The Weighted Average is an optional Costing Method that can be chosen on the Above-Store Actual vs Theoretical Analysis report and is a more advanced Costing Method due to the fact that it considers quantity at the time the cost is recorded to provide a more .

To understand Weighted Average better, let's take a look at the example below. This example lists the count details for a period, which spans the month of February, and begins with 3 cases of potatoes at \$16.00/case from January's Ending Inventory Count.

 Date Units Price Per Unit Total Value Description January 31 3 \$16.00 \$48.00 Beginning Inventory February 2 10 \$20.00 \$200.00 Purchased February 9 10 \$18.00 \$180.00 Purchased February 16 10 \$22.00 \$220.00 Purchased Total 33 Cases \$76.00 \$648.00 –

At the end of the month, the system will calculate the per-unit weighted average of the Beginning Inventory and all purchases.

 [(3 x \$16.00) + (10 x \$20.00) + (10 x \$18.00) + (10 x \$22.00)] / (3 + 10 + 10 + 10) = \$19.64 per case

OR

 \$648 / 33 Total Cases = \$19.64 per case

If the Standard Average is used, then the calculation of the above numbers would be as follows:

 ( \$16.00 + \$20.00 + \$18.00 + \$22.00) / 4 = \$19.00 per case

At the end of the month, the final count is 12 cases. In using the per case cost, the amounts will be listed as follows:

• Weighted Average: 12 cases x \$19.64 per case = \$235.68
• Standard Average:  12 cases x \$19.00 per case = \$228.00
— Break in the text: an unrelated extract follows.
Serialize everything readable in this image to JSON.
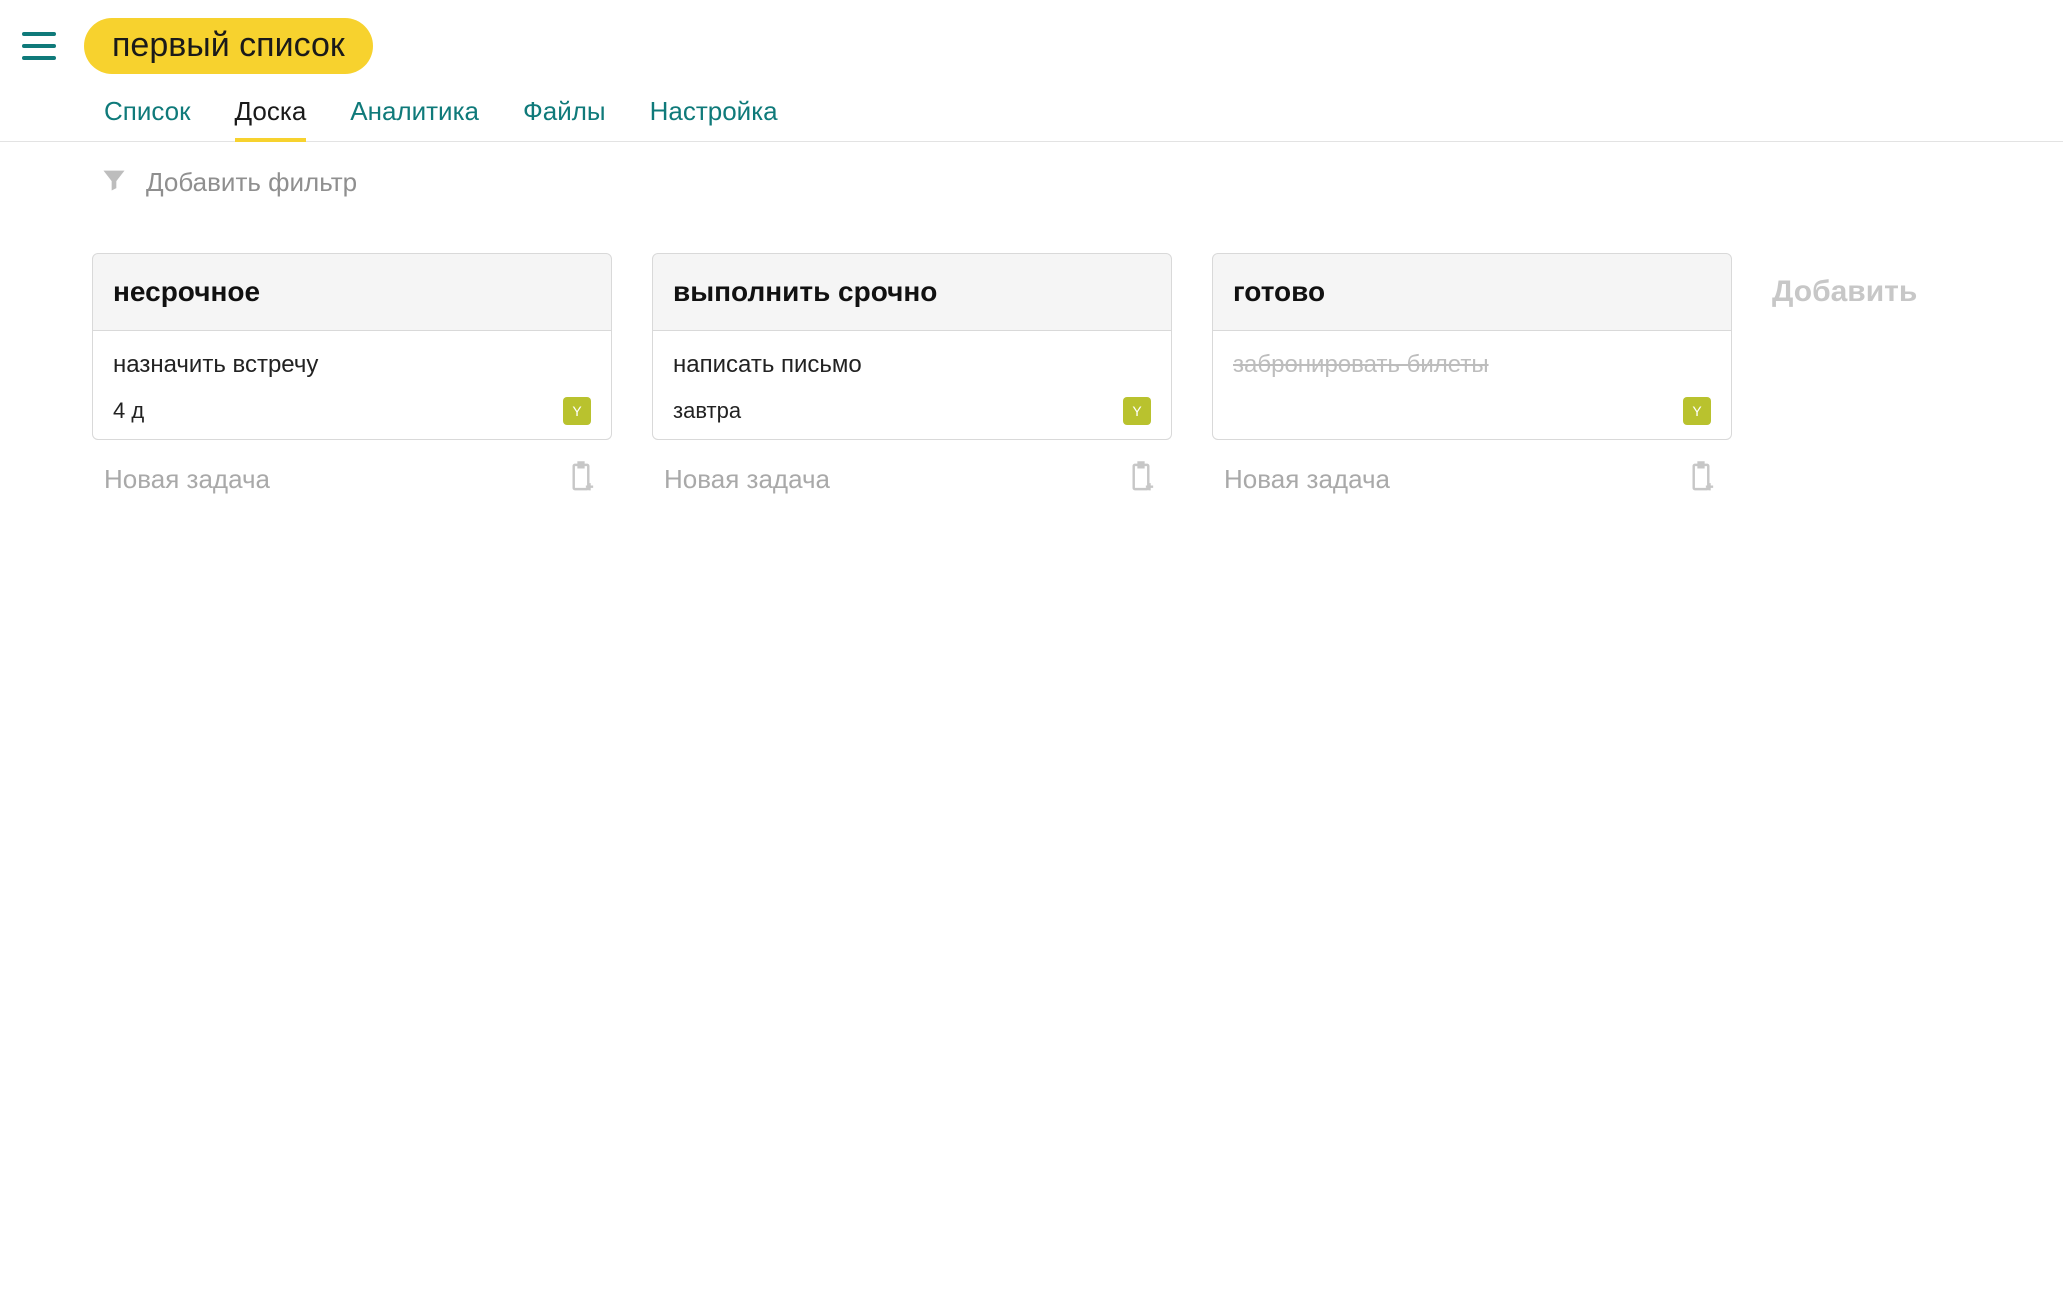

There is roughly a \$7 variance between the Weighted Average and the Standard Average in this scenario. Using the Weighted Average rather than the Standard Average provides a greater level of precision when calculating costs.